▶ **Your objective**
Within the data below, determine how many lines contain "rate" and supply only that figure.

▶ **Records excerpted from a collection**
------------------------------
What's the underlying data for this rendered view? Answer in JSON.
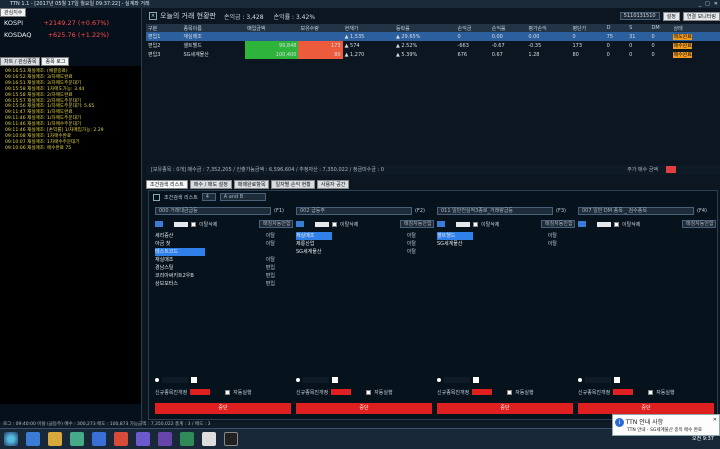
{
  "window": {
    "title": "TTN 1.1 - [2017년 05월 17일 월요일 09:37:22] - 실계좌 거래"
  },
  "left": {
    "tabs": [
      "관심지수",
      "차트 / 관심종목",
      "종목 로그"
    ],
    "indices": [
      {
        "name": "KOSPI",
        "value": "+2149.27 (+0.67%)"
      },
      {
        "name": "KOSDAQ",
        "value": "+625.76 (+1.22%)"
      }
    ],
    "log": [
      "09:16:53 재실매조: (채결중료)",
      "09:16:52 재실매조: 3/차매도완료",
      "09:16:51 재실매조: 3/차매도주문대기",
      "09:15:58 재실매조: 1차매도가능: 3.44",
      "09:15:58 재실매조: 2/차매도완료",
      "09:15:57 재실매조: 2/차매도주문대기",
      "09:15:56 재실매조: 1/차매도주문대기: 5.65",
      "09:11:47 재실매조: 1/차매도완료",
      "09:11:46 재실매조: 1/차매도주문대기",
      "09:11:46 재실매조: 1/차매수주문대기",
      "09:11:46 재실매조: [손익률] 1/차매입가능: 2.29",
      "09:10:08 재실매조: 1차매수완료",
      "09:10:07 재실매조: 1차매수주문대기",
      "09:10:06 재실매조: 매수완료 75"
    ]
  },
  "header": {
    "title": "오늘의 거래 현황판",
    "profit": "손익금 : 3,428",
    "rate": "손익률 : 3.42%",
    "account": "5110131510",
    "btn_settings": "설정",
    "btn_mode": "연결 모니터링"
  },
  "table": {
    "columns": [
      "구분",
      "종목이름",
      "매입금액",
      "보유수량",
      "현재가",
      "등락률",
      "손익금",
      "손익률",
      "평가손익",
      "평단가",
      "D",
      "S",
      "DM",
      "상태"
    ],
    "rows": [
      {
        "no": "편입1",
        "name": "재실매조",
        "buy": "",
        "qty": "",
        "price": "▲ 1,535",
        "rate": "▲ 29.65%",
        "pl": "0",
        "plr": "0.00",
        "eval": "0.00",
        "avg": "0",
        "d": "75",
        "s": "31",
        "dm": "0",
        "state": "매도완료",
        "sel": true
      },
      {
        "no": "편입2",
        "name": "셀트헬드",
        "buy": "99,848",
        "qty": "173",
        "price": "▲ 574",
        "rate": "▲ 2.52%",
        "pl": "-663",
        "plr": "-0.67",
        "eval": "-0.35",
        "avg": "173",
        "d": "0",
        "s": "0",
        "dm": "0",
        "state": "매수완료"
      },
      {
        "no": "편입3",
        "name": "SG세계물산",
        "buy": "100,400",
        "qty": "80",
        "price": "▲ 1,270",
        "rate": "▲ 5.39%",
        "pl": "676",
        "plr": "0.67",
        "eval": "1.28",
        "avg": "80",
        "d": "0",
        "s": "0",
        "dm": "0",
        "state": "매수완료"
      }
    ]
  },
  "statusbar": {
    "text": "[보유종목 : 0개]   매수금 : 7,352,205 / 인출가능금액 : 6,596,604 / 추정자산 : 7,350,022 / 정금미수금 : 0",
    "right": "주가 매수 금액"
  },
  "subtabs": [
    "조건검색 리스트",
    "매수 / 매도 설정",
    "매매완료항목",
    "일자별 손익 현황",
    "사용자 공간"
  ],
  "panel": {
    "top_label": "조건검색 리스트",
    "top_value": "4",
    "top_select": "A and B",
    "columns": [
      {
        "condition": "000 거래대금급등",
        "code": "(F1)",
        "toggle": "이탈삭제",
        "mode": "매칭자동안함",
        "items": [
          {
            "name": "세리증산",
            "state": "이탈"
          },
          {
            "name": "아금 첫",
            "state": "이탈"
          },
          {
            "name": "테스트코드",
            "state": "",
            "selected": true
          },
          {
            "name": "재실매조",
            "state": "이탈"
          },
          {
            "name": "경남스틸",
            "state": "편입"
          },
          {
            "name": "코리아써키트2우B",
            "state": "편입"
          },
          {
            "name": "상보모터스",
            "state": "편입"
          }
        ],
        "footer": "신규종목진개정",
        "stop": "중단",
        "auto": "자동실행"
      },
      {
        "condition": "002 급등주",
        "code": "(F2)",
        "toggle": "이탈삭제",
        "mode": "매칭자동안함",
        "items": [
          {
            "name": "재실매조",
            "state": "이탈",
            "selected": true
          },
          {
            "name": "제룡산업",
            "state": "이탈"
          },
          {
            "name": "SG세계물산",
            "state": "이탈"
          }
        ],
        "footer": "신규종목진개정",
        "stop": "중단",
        "auto": "자동실행"
      },
      {
        "condition": "011 일반전실적3종로_거래량급등",
        "code": "(F3)",
        "toggle": "이탈삭제",
        "mode": "매칭자동안함",
        "items": [
          {
            "name": "셀트헬드",
            "state": "이탈",
            "selected": true
          },
          {
            "name": "SG세계물산",
            "state": "이탈"
          }
        ],
        "footer": "신규종목진개정",
        "stop": "중단",
        "auto": "자동실행"
      },
      {
        "condition": "007 일반 DM 종목 _ 검수종목",
        "code": "(F4)",
        "toggle": "이탈삭제",
        "mode": "매칭자동안함",
        "items": [],
        "footer": "신규종목진개정",
        "stop": "중단",
        "auto": "자동실행"
      }
    ]
  },
  "bottom_status": "로그 : 09:40:00 이탈 (급등주)   매수 : 300,273  매도 : 100,873  가능금액 : 7,350,022   총계 : 3 / 매도 : 3",
  "popup": {
    "title": "TTN 안내 사항",
    "body": "TTN 안내 - SG세계물산 종목 매수 완료"
  },
  "clock": "오전 9:37"
}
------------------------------
▶ **Final answer**
4